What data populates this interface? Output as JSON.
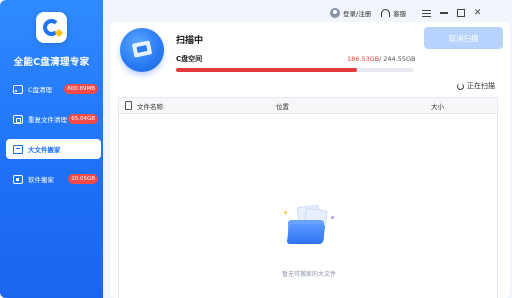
{
  "app": {
    "title": "全能C盘清理专家"
  },
  "titlebar": {
    "login_label": "登录/注册",
    "service_label": "客服"
  },
  "sidebar": {
    "items": [
      {
        "label": "C盘清理",
        "badge": "800.89MB",
        "icon": "drive-icon",
        "active": false
      },
      {
        "label": "重复文件清理",
        "badge": "65.04GB",
        "icon": "duplicate-files-icon",
        "active": false
      },
      {
        "label": "大文件搬家",
        "badge": "",
        "icon": "folder-icon",
        "active": true
      },
      {
        "label": "软件搬家",
        "badge": "20.05GB",
        "icon": "apps-icon",
        "active": false
      }
    ]
  },
  "scan": {
    "title": "扫描中",
    "drive_label": "C盘空间",
    "used": "186.53GB",
    "total": "/ 244.55GB",
    "progress_fraction": 0.763,
    "cancel_label": "取消扫描",
    "status_label": "正在扫描"
  },
  "table": {
    "columns": [
      "文件名称",
      "位置",
      "大小"
    ],
    "empty_text": "暂无可搬家的大文件"
  },
  "colors": {
    "accent": "#1e6ff5",
    "badge": "#f24949",
    "progress": "#e5393e",
    "cancel_button": "#b7d3fd"
  }
}
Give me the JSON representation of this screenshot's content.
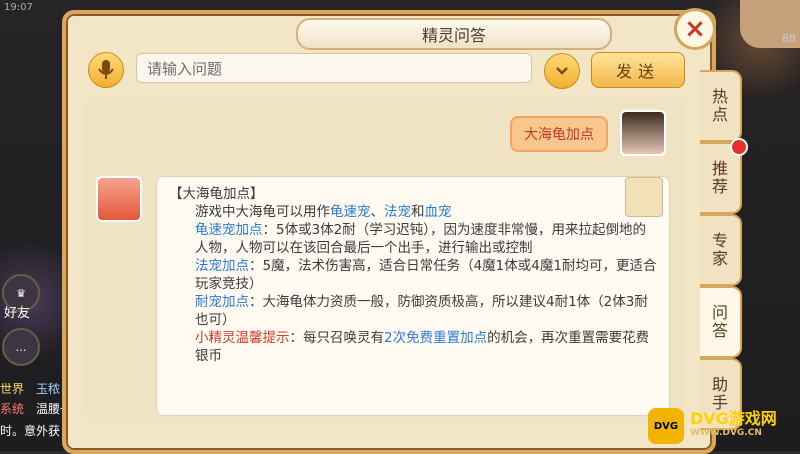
{
  "hud": {
    "time": "19:07",
    "friends_label": "好友",
    "chat_lines": [
      "世界",
      "系统",
      "时。意外获"
    ],
    "chat_tags": [
      "玉秾",
      "温腰一"
    ],
    "right_number": "88"
  },
  "dialog": {
    "title": "精灵问答",
    "close_icon": "×"
  },
  "search": {
    "placeholder": "请输入问题",
    "send_label": "发送"
  },
  "chat": {
    "user_message": "大海龟加点",
    "answer": {
      "heading": "【大海龟加点】",
      "intro_prefix": "游戏中大海龟可以用作",
      "intro_link1": "龟速宠",
      "intro_sep": "、",
      "intro_link2": "法宠",
      "intro_and": "和",
      "intro_link3": "血宠",
      "p1_label": "龟速宠加点",
      "p1_text": "：5体或3体2耐（学习迟钝），因为速度非常慢，用来拉起倒地的人物，人物可以在该回合最后一个出手，进行输出或控制",
      "p2_label": "法宠加点",
      "p2_text": "：5魔，法术伤害高，适合日常任务（4魔1体或4魔1耐均可，更适合玩家竞技）",
      "p3_label": "耐宠加点",
      "p3_text": "：大海龟体力资质一般，防御资质极高，所以建议4耐1体（2体3耐也可）",
      "tip_label": "小精灵温馨提示",
      "tip_text1": "：每只召唤灵有",
      "tip_link": "2次免费重置加点",
      "tip_text2": "的机会，再次重置需要花费银币"
    }
  },
  "tabs": [
    {
      "line1": "热",
      "line2": "点"
    },
    {
      "line1": "推",
      "line2": "荐"
    },
    {
      "line1": "专",
      "line2": "家"
    },
    {
      "line1": "问",
      "line2": "答"
    },
    {
      "line1": "助",
      "line2": "手"
    }
  ],
  "watermark": {
    "icon": "DVG",
    "title": "DVG游戏网",
    "url": "WWW.DVG.CN"
  }
}
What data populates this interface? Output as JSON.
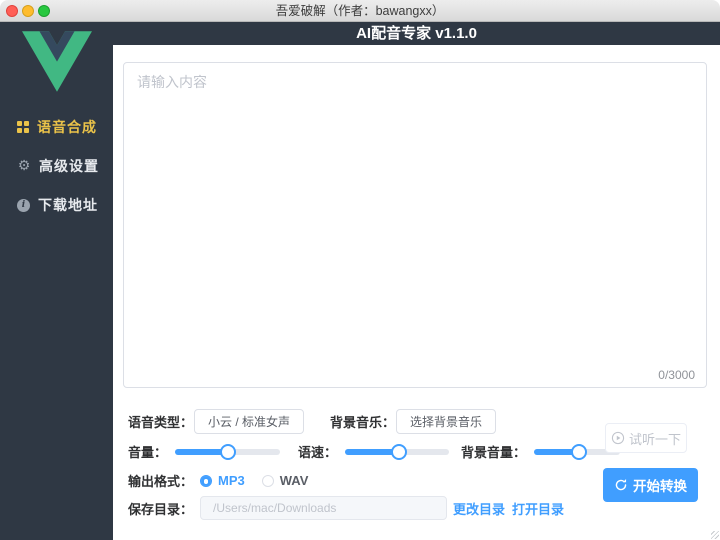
{
  "window": {
    "titlebar_text": "吾爱破解（作者：bawangxx）",
    "app_title": "AI配音专家 v1.1.0"
  },
  "sidebar": {
    "items": [
      {
        "label": "语音合成",
        "icon": "grid-icon",
        "active": true
      },
      {
        "label": "高级设置",
        "icon": "gear-icon",
        "active": false
      },
      {
        "label": "下载地址",
        "icon": "info-icon",
        "active": false
      }
    ]
  },
  "editor": {
    "placeholder": "请输入内容",
    "value": "",
    "counter": "0/3000",
    "max_chars": 3000
  },
  "controls": {
    "voice_type_label": "语音类型：",
    "voice_type_value": "小云 / 标准女声",
    "bg_music_label": "背景音乐：",
    "bg_music_button": "选择背景音乐",
    "volume_label": "音量：",
    "volume_percent": 50,
    "speed_label": "语速：",
    "speed_percent": 52,
    "bg_volume_label": "背景音量：",
    "bg_volume_percent": 52,
    "format_label": "输出格式：",
    "format_options": [
      {
        "label": "MP3",
        "selected": true
      },
      {
        "label": "WAV",
        "selected": false
      }
    ],
    "save_dir_label": "保存目录：",
    "save_dir_value": "/Users/mac/Downloads",
    "change_dir_link": "更改目录",
    "open_dir_link": "打开目录"
  },
  "actions": {
    "preview_button": "试听一下",
    "convert_button": "开始转换"
  },
  "colors": {
    "accent": "#409eff",
    "sidebar_bg": "#2f3844",
    "active_menu": "#ebc349"
  },
  "icons": {
    "gear_glyph": "⚙",
    "info_glyph": "i"
  }
}
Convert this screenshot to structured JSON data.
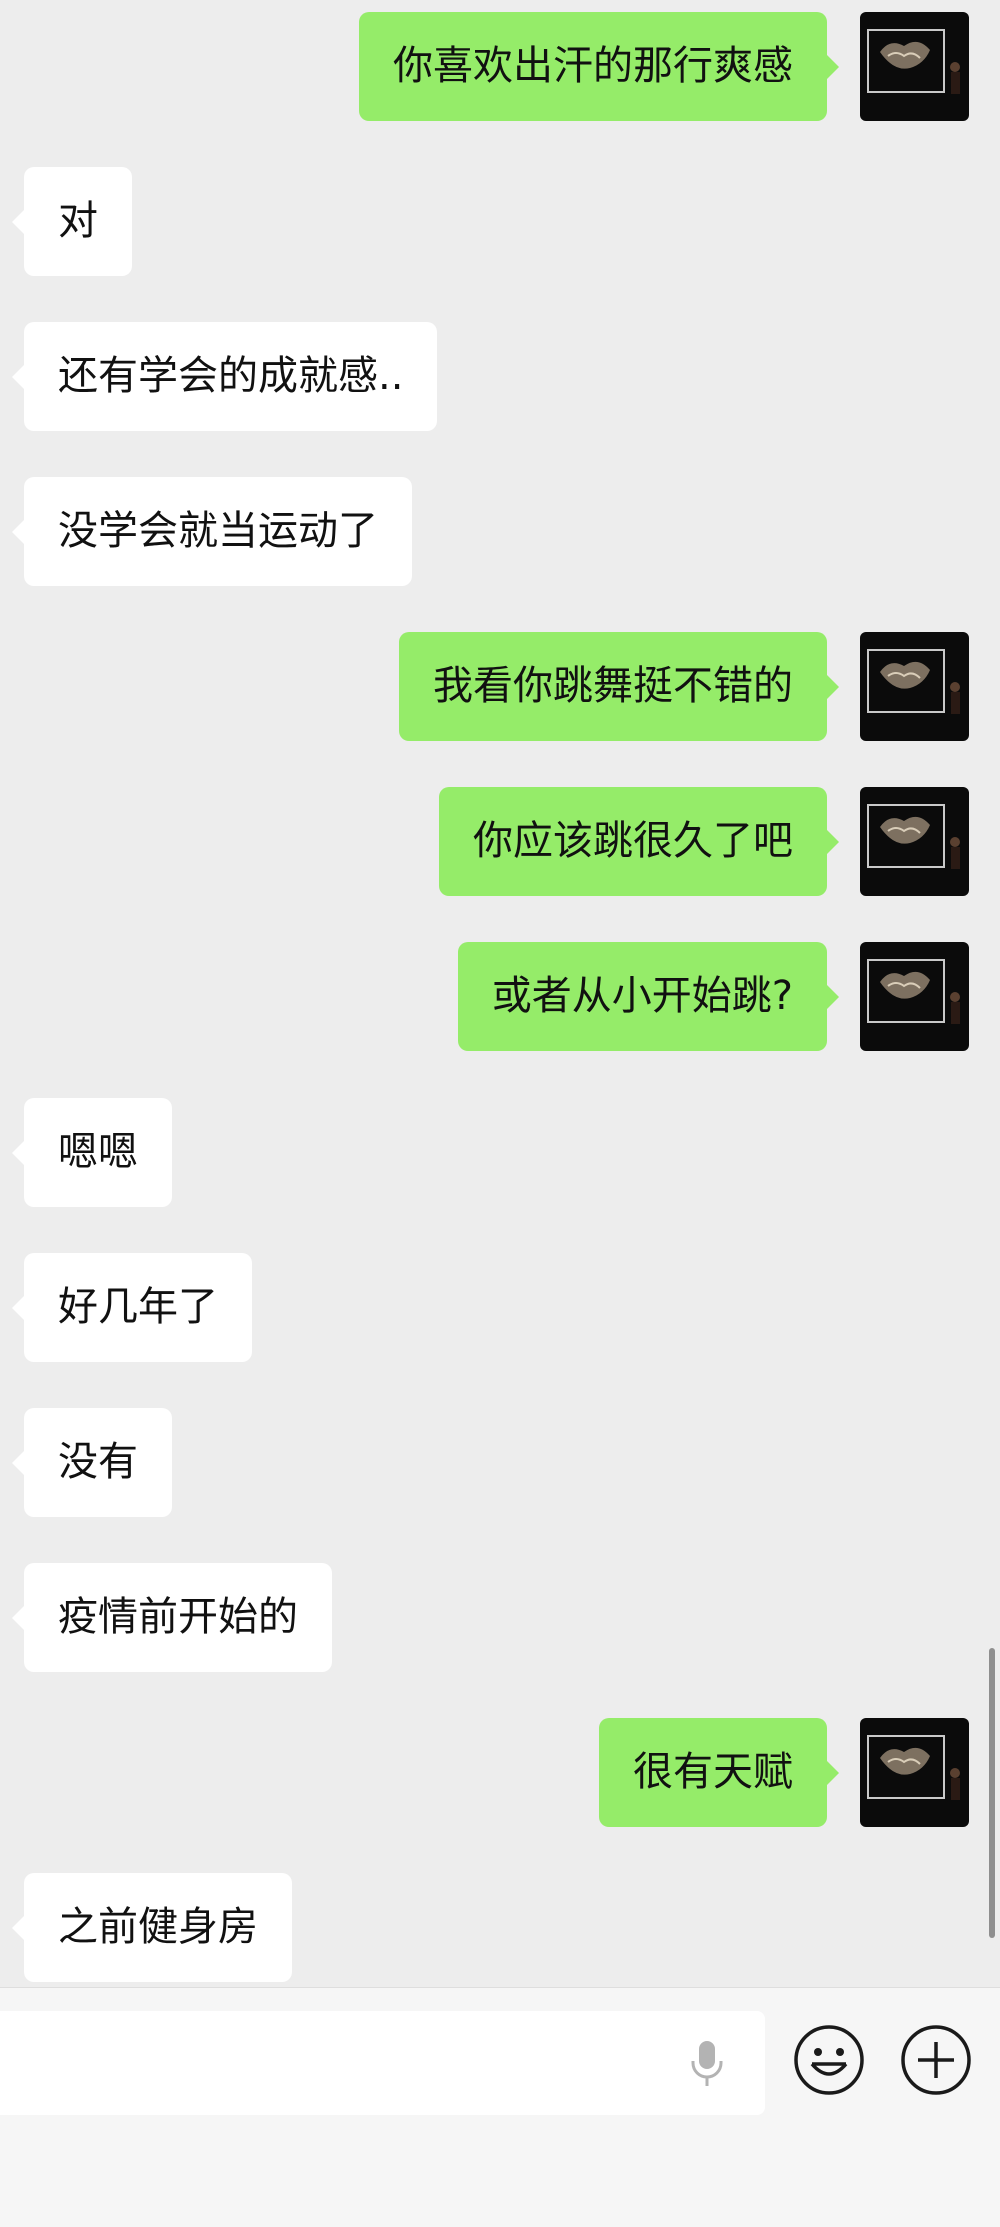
{
  "chat": {
    "messages": [
      {
        "dir": "out",
        "text": "你喜欢出汗的那行爽感"
      },
      {
        "dir": "in",
        "text": "对"
      },
      {
        "dir": "in",
        "text": "还有学会的成就感.."
      },
      {
        "dir": "in",
        "text": "没学会就当运动了"
      },
      {
        "dir": "out",
        "text": "我看你跳舞挺不错的"
      },
      {
        "dir": "out",
        "text": "你应该跳很久了吧"
      },
      {
        "dir": "out",
        "text": "或者从小开始跳?"
      },
      {
        "dir": "in",
        "text": "嗯嗯"
      },
      {
        "dir": "in",
        "text": "好几年了"
      },
      {
        "dir": "in",
        "text": "没有"
      },
      {
        "dir": "in",
        "text": "疫情前开始的"
      },
      {
        "dir": "out",
        "text": "很有天赋"
      },
      {
        "dir": "in",
        "text": "之前健身房"
      }
    ]
  },
  "input_bar": {
    "message_value": "",
    "icons": {
      "voice": "microphone-icon",
      "emoji": "smiley-face-icon",
      "more": "plus-circle-icon"
    }
  },
  "colors": {
    "background": "#ededed",
    "incoming_bubble": "#ffffff",
    "outgoing_bubble": "#95ec69",
    "text": "#111111"
  }
}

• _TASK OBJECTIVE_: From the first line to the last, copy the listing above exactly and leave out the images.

• _RESULT OF THIS TASK_:
What data populates this interface? Output as JSON.
{
  "app": {
    "title": "全能C盘清理专家"
  },
  "titlebar": {
    "login_label": "登录/注册",
    "service_label": "客服"
  },
  "sidebar": {
    "items": [
      {
        "label": "C盘清理",
        "badge": "800.89MB",
        "icon": "drive-icon",
        "active": false
      },
      {
        "label": "重复文件清理",
        "badge": "65.04GB",
        "icon": "duplicate-files-icon",
        "active": false
      },
      {
        "label": "大文件搬家",
        "badge": "",
        "icon": "folder-icon",
        "active": true
      },
      {
        "label": "软件搬家",
        "badge": "20.05GB",
        "icon": "apps-icon",
        "active": false
      }
    ]
  },
  "scan": {
    "title": "扫描中",
    "drive_label": "C盘空间",
    "used": "186.53GB",
    "total": "/ 244.55GB",
    "progress_fraction": 0.763,
    "cancel_label": "取消扫描",
    "status_label": "正在扫描"
  },
  "table": {
    "columns": [
      "文件名称",
      "位置",
      "大小"
    ],
    "empty_text": "暂无可搬家的大文件"
  },
  "colors": {
    "accent": "#1e6ff5",
    "badge": "#f24949",
    "progress": "#e5393e",
    "cancel_button": "#b7d3fd"
  }
}
Give me the JSON representation of this screenshot's content.
{
  "hud": {
    "time": "19:07",
    "friends_label": "好友",
    "chat_lines": [
      "世界",
      "系统",
      "时。意外获"
    ],
    "chat_tags": [
      "玉秾",
      "温腰一"
    ],
    "right_number": "88"
  },
  "dialog": {
    "title": "精灵问答",
    "close_icon": "×"
  },
  "search": {
    "placeholder": "请输入问题",
    "send_label": "发送"
  },
  "chat": {
    "user_message": "大海龟加点",
    "answer": {
      "heading": "【大海龟加点】",
      "intro_prefix": "游戏中大海龟可以用作",
      "intro_link1": "龟速宠",
      "intro_sep": "、",
      "intro_link2": "法宠",
      "intro_and": "和",
      "intro_link3": "血宠",
      "p1_label": "龟速宠加点",
      "p1_text": "：5体或3体2耐（学习迟钝），因为速度非常慢，用来拉起倒地的人物，人物可以在该回合最后一个出手，进行输出或控制",
      "p2_label": "法宠加点",
      "p2_text": "：5魔，法术伤害高，适合日常任务（4魔1体或4魔1耐均可，更适合玩家竞技）",
      "p3_label": "耐宠加点",
      "p3_text": "：大海龟体力资质一般，防御资质极高，所以建议4耐1体（2体3耐也可）",
      "tip_label": "小精灵温馨提示",
      "tip_text1": "：每只召唤灵有",
      "tip_link": "2次免费重置加点",
      "tip_text2": "的机会，再次重置需要花费银币"
    }
  },
  "tabs": [
    {
      "line1": "热",
      "line2": "点"
    },
    {
      "line1": "推",
      "line2": "荐"
    },
    {
      "line1": "专",
      "line2": "家"
    },
    {
      "line1": "问",
      "line2": "答"
    },
    {
      "line1": "助",
      "line2": "手"
    }
  ],
  "watermark": {
    "icon": "DVG",
    "title": "DVG游戏网",
    "url": "WWW.DVG.CN"
  }
}
What data populates this interface? Output as JSON.
{
  "window": {
    "titlebar_text": "吾爱破解（作者：bawangxx）",
    "app_title": "AI配音专家 v1.1.0"
  },
  "sidebar": {
    "items": [
      {
        "label": "语音合成",
        "icon": "grid-icon",
        "active": true
      },
      {
        "label": "高级设置",
        "icon": "gear-icon",
        "active": false
      },
      {
        "label": "下载地址",
        "icon": "info-icon",
        "active": false
      }
    ]
  },
  "editor": {
    "placeholder": "请输入内容",
    "value": "",
    "counter": "0/3000",
    "max_chars": 3000
  },
  "controls": {
    "voice_type_label": "语音类型：",
    "voice_type_value": "小云 / 标准女声",
    "bg_music_label": "背景音乐：",
    "bg_music_button": "选择背景音乐",
    "volume_label": "音量：",
    "volume_percent": 50,
    "speed_label": "语速：",
    "speed_percent": 52,
    "bg_volume_label": "背景音量：",
    "bg_volume_percent": 52,
    "format_label": "输出格式：",
    "format_options": [
      {
        "label": "MP3",
        "selected": true
      },
      {
        "label": "WAV",
        "selected": false
      }
    ],
    "save_dir_label": "保存目录：",
    "save_dir_value": "/Users/mac/Downloads",
    "change_dir_link": "更改目录",
    "open_dir_link": "打开目录"
  },
  "actions": {
    "preview_button": "试听一下",
    "convert_button": "开始转换"
  },
  "colors": {
    "accent": "#409eff",
    "sidebar_bg": "#2f3844",
    "active_menu": "#ebc349"
  },
  "icons": {
    "gear_glyph": "⚙",
    "info_glyph": "i"
  }
}
Convert this screenshot to structured JSON data.
{
  "chat": {
    "messages": [
      {
        "dir": "out",
        "text": "你喜欢出汗的那行爽感"
      },
      {
        "dir": "in",
        "text": "对"
      },
      {
        "dir": "in",
        "text": "还有学会的成就感.."
      },
      {
        "dir": "in",
        "text": "没学会就当运动了"
      },
      {
        "dir": "out",
        "text": "我看你跳舞挺不错的"
      },
      {
        "dir": "out",
        "text": "你应该跳很久了吧"
      },
      {
        "dir": "out",
        "text": "或者从小开始跳?"
      },
      {
        "dir": "in",
        "text": "嗯嗯"
      },
      {
        "dir": "in",
        "text": "好几年了"
      },
      {
        "dir": "in",
        "text": "没有"
      },
      {
        "dir": "in",
        "text": "疫情前开始的"
      },
      {
        "dir": "out",
        "text": "很有天赋"
      },
      {
        "dir": "in",
        "text": "之前健身房"
      }
    ]
  },
  "input_bar": {
    "message_value": "",
    "icons": {
      "voice": "microphone-icon",
      "emoji": "smiley-face-icon",
      "more": "plus-circle-icon"
    }
  },
  "colors": {
    "background": "#ededed",
    "incoming_bubble": "#ffffff",
    "outgoing_bubble": "#95ec69",
    "text": "#111111"
  }
}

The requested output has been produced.